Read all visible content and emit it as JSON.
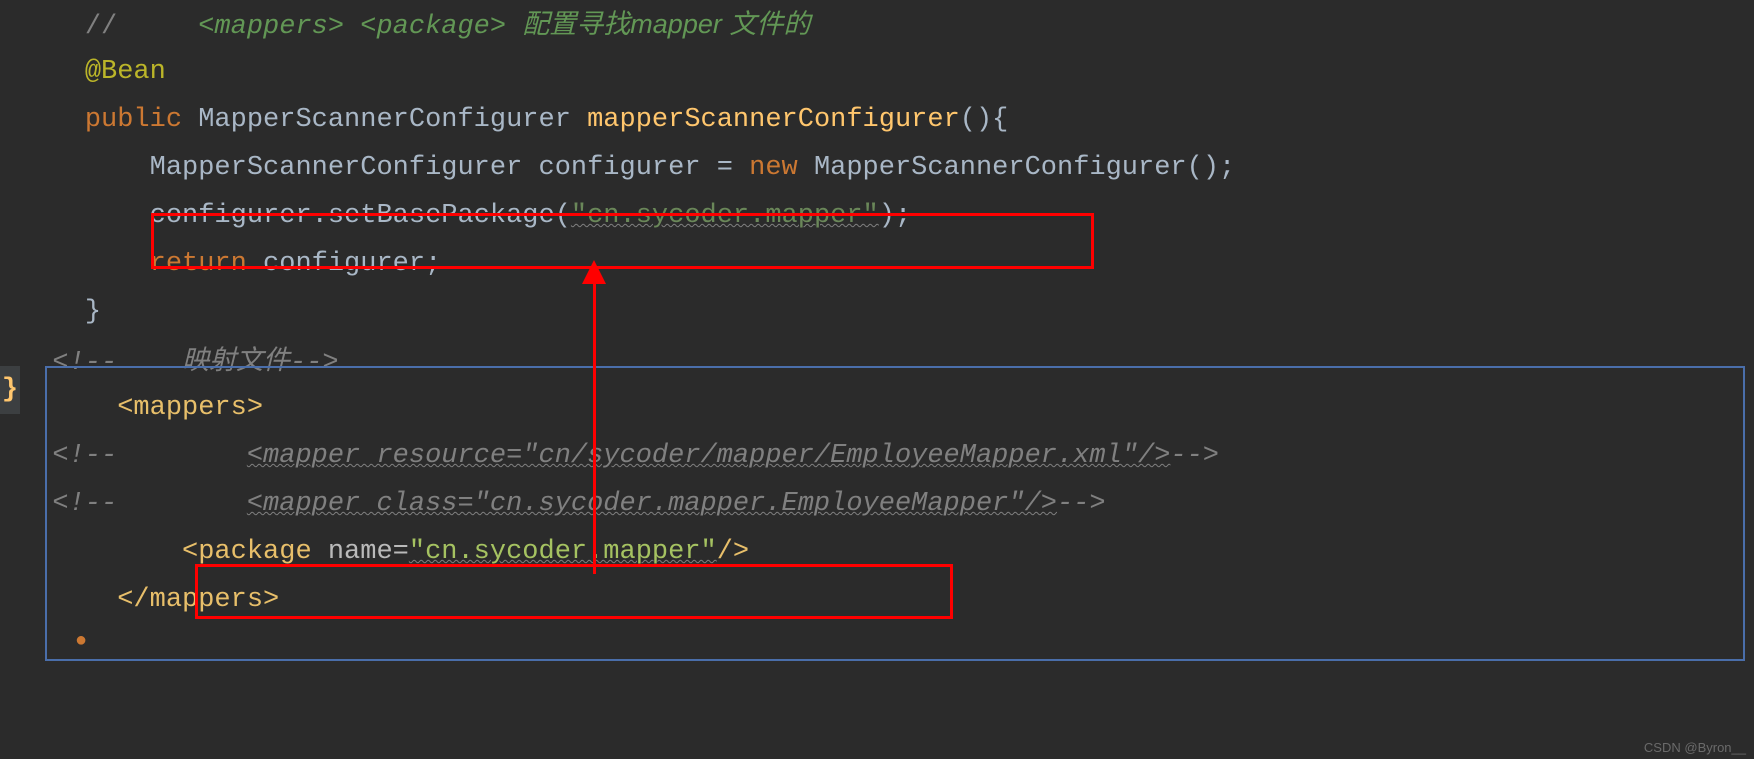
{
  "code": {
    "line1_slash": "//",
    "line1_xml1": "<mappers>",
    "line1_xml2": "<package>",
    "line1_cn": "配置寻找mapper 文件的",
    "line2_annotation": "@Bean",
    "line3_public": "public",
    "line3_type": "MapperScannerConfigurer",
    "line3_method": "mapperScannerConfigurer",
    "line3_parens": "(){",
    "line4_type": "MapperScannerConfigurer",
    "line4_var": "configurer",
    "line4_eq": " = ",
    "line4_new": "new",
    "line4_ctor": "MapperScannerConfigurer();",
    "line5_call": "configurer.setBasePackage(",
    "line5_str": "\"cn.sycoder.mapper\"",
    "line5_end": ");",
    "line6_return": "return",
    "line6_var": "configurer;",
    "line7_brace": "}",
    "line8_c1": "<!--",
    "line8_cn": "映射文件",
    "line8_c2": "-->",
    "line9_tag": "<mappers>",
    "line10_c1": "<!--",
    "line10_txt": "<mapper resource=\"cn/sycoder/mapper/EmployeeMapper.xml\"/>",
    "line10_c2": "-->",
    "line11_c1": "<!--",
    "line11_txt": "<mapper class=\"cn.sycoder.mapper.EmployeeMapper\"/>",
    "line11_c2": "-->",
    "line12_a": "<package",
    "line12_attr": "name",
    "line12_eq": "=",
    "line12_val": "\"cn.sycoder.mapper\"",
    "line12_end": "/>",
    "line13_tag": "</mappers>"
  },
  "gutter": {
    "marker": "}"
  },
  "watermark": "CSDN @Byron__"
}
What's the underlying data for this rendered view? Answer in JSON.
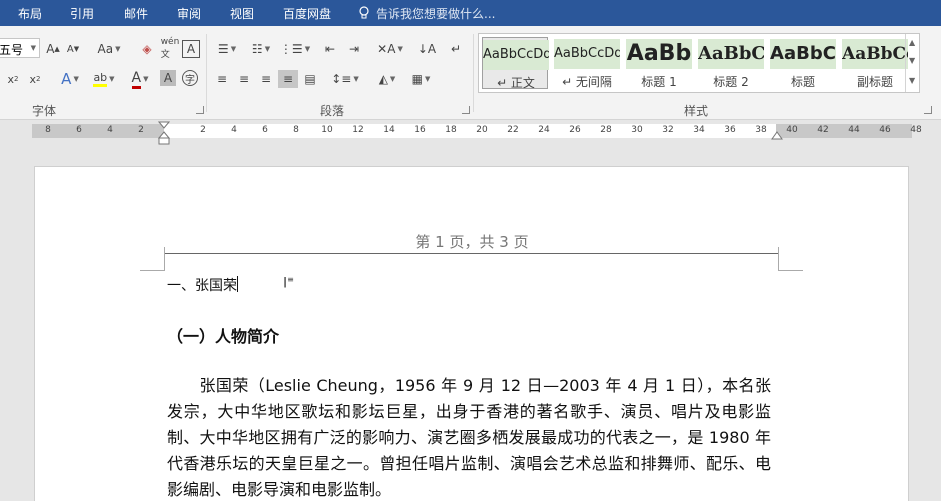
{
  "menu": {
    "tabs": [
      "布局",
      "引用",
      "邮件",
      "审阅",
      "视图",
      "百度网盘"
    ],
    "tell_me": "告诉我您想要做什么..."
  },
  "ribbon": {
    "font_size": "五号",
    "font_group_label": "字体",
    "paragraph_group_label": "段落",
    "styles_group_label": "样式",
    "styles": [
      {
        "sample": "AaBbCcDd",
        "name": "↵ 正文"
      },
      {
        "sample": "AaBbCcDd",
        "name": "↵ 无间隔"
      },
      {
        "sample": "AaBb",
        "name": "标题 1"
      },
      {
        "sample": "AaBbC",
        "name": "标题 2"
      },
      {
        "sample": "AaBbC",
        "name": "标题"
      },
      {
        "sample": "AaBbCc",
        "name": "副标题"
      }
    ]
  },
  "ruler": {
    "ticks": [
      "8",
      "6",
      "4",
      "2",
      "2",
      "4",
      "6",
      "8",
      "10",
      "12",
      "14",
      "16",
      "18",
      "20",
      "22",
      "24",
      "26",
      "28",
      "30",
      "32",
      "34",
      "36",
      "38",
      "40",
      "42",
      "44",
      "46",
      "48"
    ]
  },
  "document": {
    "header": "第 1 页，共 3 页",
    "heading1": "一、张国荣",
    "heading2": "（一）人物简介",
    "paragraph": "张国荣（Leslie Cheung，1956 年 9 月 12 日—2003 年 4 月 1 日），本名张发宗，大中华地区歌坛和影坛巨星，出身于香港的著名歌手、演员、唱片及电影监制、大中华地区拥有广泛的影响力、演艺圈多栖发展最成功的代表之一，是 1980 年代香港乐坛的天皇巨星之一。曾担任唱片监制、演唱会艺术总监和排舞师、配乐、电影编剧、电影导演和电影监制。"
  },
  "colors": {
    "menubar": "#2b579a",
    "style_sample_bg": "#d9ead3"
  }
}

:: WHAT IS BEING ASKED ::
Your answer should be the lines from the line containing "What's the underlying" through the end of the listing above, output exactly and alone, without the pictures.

:: ANSWER SPACE ::
What's the underlying data for this rendered view? Answer in JSON.
{
  "menu": {
    "tabs": [
      "布局",
      "引用",
      "邮件",
      "审阅",
      "视图",
      "百度网盘"
    ],
    "tell_me": "告诉我您想要做什么..."
  },
  "ribbon": {
    "font_size": "五号",
    "font_group_label": "字体",
    "paragraph_group_label": "段落",
    "styles_group_label": "样式",
    "styles": [
      {
        "sample": "AaBbCcDd",
        "name": "↵ 正文"
      },
      {
        "sample": "AaBbCcDd",
        "name": "↵ 无间隔"
      },
      {
        "sample": "AaBb",
        "name": "标题 1"
      },
      {
        "sample": "AaBbC",
        "name": "标题 2"
      },
      {
        "sample": "AaBbC",
        "name": "标题"
      },
      {
        "sample": "AaBbCc",
        "name": "副标题"
      }
    ]
  },
  "ruler": {
    "ticks": [
      "8",
      "6",
      "4",
      "2",
      "2",
      "4",
      "6",
      "8",
      "10",
      "12",
      "14",
      "16",
      "18",
      "20",
      "22",
      "24",
      "26",
      "28",
      "30",
      "32",
      "34",
      "36",
      "38",
      "40",
      "42",
      "44",
      "46",
      "48"
    ]
  },
  "document": {
    "header": "第 1 页，共 3 页",
    "heading1": "一、张国荣",
    "heading2": "（一）人物简介",
    "paragraph": "张国荣（Leslie Cheung，1956 年 9 月 12 日—2003 年 4 月 1 日），本名张发宗，大中华地区歌坛和影坛巨星，出身于香港的著名歌手、演员、唱片及电影监制、大中华地区拥有广泛的影响力、演艺圈多栖发展最成功的代表之一，是 1980 年代香港乐坛的天皇巨星之一。曾担任唱片监制、演唱会艺术总监和排舞师、配乐、电影编剧、电影导演和电影监制。"
  },
  "colors": {
    "menubar": "#2b579a",
    "style_sample_bg": "#d9ead3"
  }
}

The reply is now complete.